It has been a miserable week for Philadelphia 76ers enigma Ben Simmons. His refusal to even consider shooting the basketball late in Game 7 against the Atlanta Hawks led to the top-seeded team in the Eastern Conference going home shockingly early. Pundits are roasting Simmons. Analysts are dreaming up all sorts of trade scenarios.
Social media has made Simmons a favorite target for years now because of a broader shooting issue, his inability to make 3-pointers, and his reluctance even to consider shooting them. But it’s one thing when fans over-react on social media. It’s something else when other professional sports entities join in the fun. While Simmons offers theories about his lack of shooting skill, others are critical of his desire to improve.

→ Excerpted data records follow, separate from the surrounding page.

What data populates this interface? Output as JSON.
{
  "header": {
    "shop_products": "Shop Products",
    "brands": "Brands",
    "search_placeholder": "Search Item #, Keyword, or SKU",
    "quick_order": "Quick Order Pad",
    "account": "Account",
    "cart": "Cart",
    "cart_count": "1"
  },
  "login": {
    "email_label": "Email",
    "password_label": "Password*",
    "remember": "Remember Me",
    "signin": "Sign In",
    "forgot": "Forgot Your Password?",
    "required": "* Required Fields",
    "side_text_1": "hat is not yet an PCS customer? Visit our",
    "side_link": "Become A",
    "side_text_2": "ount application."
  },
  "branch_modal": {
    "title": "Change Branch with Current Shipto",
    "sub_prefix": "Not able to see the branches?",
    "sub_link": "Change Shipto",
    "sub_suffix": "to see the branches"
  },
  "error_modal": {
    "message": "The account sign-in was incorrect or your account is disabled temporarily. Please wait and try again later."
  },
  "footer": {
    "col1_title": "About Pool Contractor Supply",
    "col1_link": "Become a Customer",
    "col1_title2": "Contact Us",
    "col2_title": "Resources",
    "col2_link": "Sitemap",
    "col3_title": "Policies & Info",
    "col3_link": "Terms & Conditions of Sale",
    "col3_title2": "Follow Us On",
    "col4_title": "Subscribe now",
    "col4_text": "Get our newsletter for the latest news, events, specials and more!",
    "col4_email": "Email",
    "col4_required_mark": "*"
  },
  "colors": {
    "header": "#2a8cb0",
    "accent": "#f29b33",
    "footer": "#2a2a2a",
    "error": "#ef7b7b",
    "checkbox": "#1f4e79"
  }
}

It’s not been pretty in Philadelphia since the end of the Eastern Conference semifinals.
Ben Simmons took his shooting phobia to a whole new level
Dating to his one season at LSU in 2015–16, Ben Simmons has never really looked for the jumper. Even with the shorter line in the NCAA, Simmons attempted only three 3-balls in 33 collegiate games. He made one.
Fast forward to the NBA, and Simmons is not exactly Stephen Curry. He’s may not even be Tim Curry. His first career 3-pointer was on Nov. 20, 2019, against the New York Knicks. It only took him 172 career games to get there. For a comparison, Boban Marjanović made his first career 3 in career game No. 176 on his fourth career attempt. Bobi is a 7-foot-4 behemoth who isn’t precisely a stretch-5 candidate.
Simmons, however, functions as a point guard in Philadelphia’s system. He is 5-of-34 in his four seasons from 3-point range. Simmons has two attempts in 34 postseason games. At first, he didn’t succeed. He tried, tried again. And that’s about it.
But we’ve gone from the sublime to the ridiculous. So much so that even teams in other sports are piling on.
Washington Nationals go full savage
Baseball doesn’t have a 3-point shot. (It’s true, you can look it up!) But that didn’t stop the Washington Nationals from having some fun at the expense of Ben Simmons during an afternoon game against the Philadelphia Phillies.
Note to the Nationals’ social media crew. That was a great effort, but they score runs in baseball. Not points. Just a little FYI.
Still, it speaks to how large a target Simmons has on his back right now. In less than seven days, he’s been thrown under the bus by his coach. Fellow All-Star Joel Embiid pretty much laid the blame for the series loss at Simmons’ feet. Sources within the 76ers organizations have fired shots anonymously.
Now baseball teams are taking their cuts. Some friendly advice for Simmons; stay clear of social media for a while. Like, until your jumper is fixed, or forever, whichever comes first.
Ben Simmons faces a tough offseason
Against the Hawks, Ben Simmons did not attempt a fourth-quarter shot in five of the seven games. The good news is he was 3-of-3 in the fourth quarter. The bad news is that statistic is for the entire series. Ouch.
Simmons also became unplayable on offense late in games because his free-throw shooting went from bad to worse. Simmons is a career 59.7% shooter at the line during the regular season. That isn’t good by any measure. For a guy with the ball in his hands as much as Simmons? It’s unacceptable.
Entering this year’s playoffs, Simmons had made 65.3% from the line in 22 games. Against the Washington Wizards in the first round, however, Simmons managed to make just 10-of-28. That’s 35.7% for those of you without calculators.
But he was just getting started. Against Atlanta, Simmons pulled off a feat worthy of another Ben, Hall of Famer Ben Wallace. Among players with at least 1,200 missed free throws, Wallace is the worst of the worst at 41.4%, per Stat Muse. In the Eastern Conference semifinals, Simmons was 15-of-45. When talking about missed free throws, Meat Loaf was wrong: Two out of three is bad. Frankly, it’s undeniably awful.
Can Ben Simmons be fixed? Is he willing to do what he needs to do to come up with at least a functional jump shot? The 76ers had visions of the Larry O’Brien Trophy dancing in their heads. Now they face a tough summer full of lots of questions.
Statistics courtesy of Basketball Reference.